Developments for Smythe’s store began in 2019, before headlines of a life-altering pandemic swarmed our screens. Although it may seem “risky” to open up a retail shop as we trudge through the umpteenth COVID wave, Lenczner and Smythe have found the benefits outweigh the perils.
“We’ve always dreamt of having our own store. Presenting the collection in the way that we envisioned it, and creating a space that represents our brand and a lifestyle has always been something we’ve been really excited to do at some point,” Smythe says.
That presentation includes activating all the senses — not just sight. Smythe’s new storefront includes a custom room scent, which smells the same as the brand’s newly-launched perfume made in collaboration with Julian Bedel of Fueguia, an Argentinian perfumery. The two co-owners also made a playlist for the space and joke about being “pretty controlling” about the visual merchandising. “We chose every little detail in there. That’s how I think you feel our presence,” Lenczner said, while giving credit to the duo’s interior design team, Ashley Botten (Ashley Botten Designs) and Tommy Smythe (TOM).
“Andrea and I have always followed our gut. And from a retail perspective, we wanted to shop in a store again. So, we listened to that. And I think other people [want to] as well.” For Smythe and Lenczner, digital and in-person shopping support one another.
In 2020, 58,000 Canadian businesses became inactive. Being closed for months at a time forced companies to rely on digital sales. But with Smythe opening a storefront after the pandemic shut down thousands of shops, what might this signify about the future of brick-and-mortar? What exactly does IRL shopping look like from here on out? Lenczner and Smythe prove that while so much has changed, the deep desire for personal connection means the world of retail is taking new shape. The stakes are higher and the customer wants more than just an exchange of currency for a product. They want a special shopping experience.
“You’ve got to meet your customer wherever they want to be met, which is online, at Holt Renfrew [where certain Smythe pieces can be purchased] and at your own store — where they can absolutely see and try everything and not just see the edits done by other wholesalers,” Lenczner shares.
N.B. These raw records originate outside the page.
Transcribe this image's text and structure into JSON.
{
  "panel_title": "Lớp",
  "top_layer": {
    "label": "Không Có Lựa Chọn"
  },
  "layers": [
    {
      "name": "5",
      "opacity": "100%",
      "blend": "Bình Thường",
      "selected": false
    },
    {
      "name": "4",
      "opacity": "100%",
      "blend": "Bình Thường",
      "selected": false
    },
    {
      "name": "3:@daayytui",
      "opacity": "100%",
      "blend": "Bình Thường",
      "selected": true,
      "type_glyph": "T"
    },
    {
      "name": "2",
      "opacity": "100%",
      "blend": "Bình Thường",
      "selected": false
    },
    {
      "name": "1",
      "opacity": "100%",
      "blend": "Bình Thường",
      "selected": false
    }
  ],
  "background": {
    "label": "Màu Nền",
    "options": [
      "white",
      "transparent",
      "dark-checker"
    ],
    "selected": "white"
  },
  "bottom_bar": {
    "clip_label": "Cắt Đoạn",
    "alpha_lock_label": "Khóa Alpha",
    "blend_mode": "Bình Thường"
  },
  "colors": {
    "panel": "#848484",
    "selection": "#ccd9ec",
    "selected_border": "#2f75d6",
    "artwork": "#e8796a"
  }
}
Personalization is not just an asset; it is essential to the survival of many of these businesses.
According to a study from the department of textile and apparel management at the University of Missouri, businesses with a strong online presence were better able to withstand the pandemic’s impact. Perhaps what set Smythe up for this opportunity is that it had mastered the science of e-commerce and developed its digital presence before hanging out its shingle at 1116 Yonge St.
“I feel like a newbie,” Smythe jokes about opening a storefront. The duo expresses that learning what you don’t know is so important. But for the co-founders, there’s less to unlearn, like outdated shop-owner dogmas that didn’t survive the pandemic. Entering the IRL shopping space right at the start of this new retail era could be the ticket into continued success.